Birk has been around forever, and he, somehow, doesn’t have any weaknesses. His run-blocking – as backs like Adrian Peterson, Ray Rice and Willis McGahee will attest – is some of the best around. Gurode is tough and a punishing run-blocker. You mentioned his shotgun snaps – a fair criticism – but I’ve got another critique. He takes way too many penalties. He had nine of them last year, which led the league. He had six the year before. You know who that doesn’t impress? Albert Haynesworth.

Kreutz, at 33, isn’t quite as good as he was, and he’s coming off Achilles tendon surgery. But you know what I like about him? He can get out in space on sweeps and screen passes, and he can make a block downfield. I LOVE centers who hustle to do that. Saturday has helped keep Peyton Manning upright for the past 192 starts. He’s a four-time Pro Bowler, and although he just turned 35, he’s still one of the best centers in the league.

I don’t mind the Mack selection, but I’m going to need to see him do it for more than one season before he displaces one of the veterans on my list who have been doing it for years. You see, I like my centers like I like my women: old and gritty and, if possible, missing some teeth.

Andy’s rebuttal

And I like MY centers like I like MY women: young, flexible and willing to do anything. That’s why I anticipate the 24-year-old Mack being at least No. 2 on my list by season’s end. But I understand you wanting to see more evidence at this point.

If you like old and gritty, you could have also gone with Kevin Mawae. He’s an unsigned free agent right now – owners might be blackballing him because he heads the NFLPA – but there isn’t a craftier, steadier leader in the game. The Titans will really miss Mawae in 2010. Another gritty veteran worth mentioning is the Giants’ Shaun O’Hara, an outstanding second-level run-blocker.

Two guys who didn’t make our lists were Tampa Bay’s Jeff Faine and St. Louis’s Jason Brown. I point them out because Faine became the league’s highest-paid center in ’08, and Brown became the highest-paid in ’09. Both have been decent, but only decent.

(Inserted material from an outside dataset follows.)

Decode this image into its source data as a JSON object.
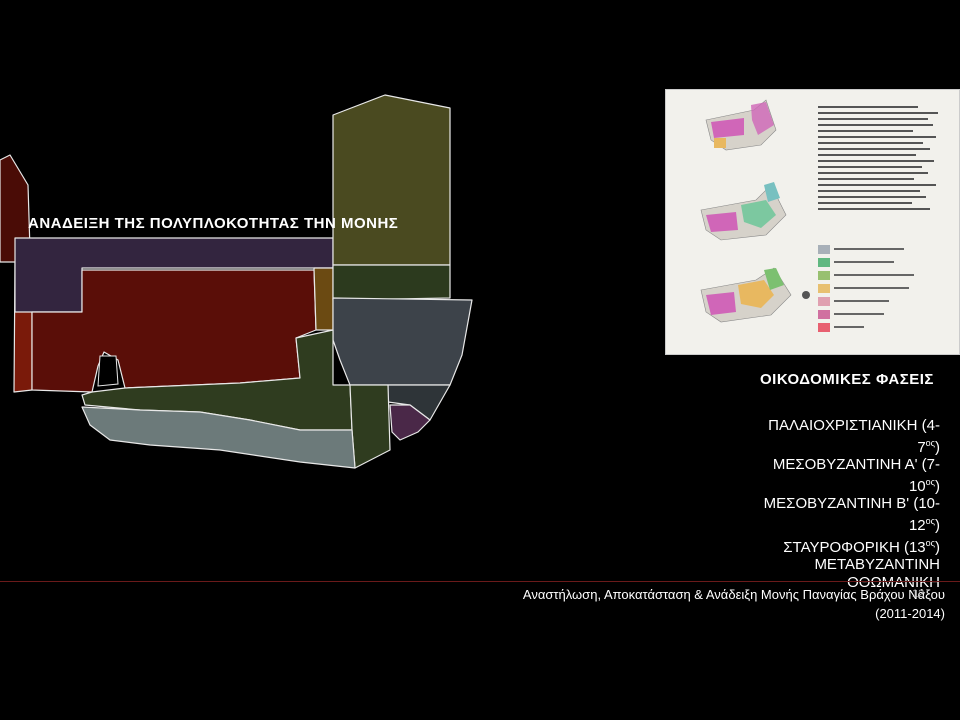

Josh’s final word

We also didn’t talk about Carolina’s Ryan Kalil, who grades out as one of the better pass-blocking centers in the league. I probably would have made him my No. 6 or No. 7 if we had expanded our lists.

Other positions: Safety | Cornerback | 3-4 Scheme Outside Linebacker | Punter  | Kicker | 4-3 Scheme Outside Linebacker | Inside Linebacker  | Defensive Tackle  | Defensive End | Offensive Tackle )

--Josh Katzowitz and Andy Benoit

For more NFL news, rumors and analysis, follow @cbssportsnfl on Twitter.

 
 
 
 
The views expressed in this blog are solely those of the author and do not reflect the views of CBS Sports or CBSSports.com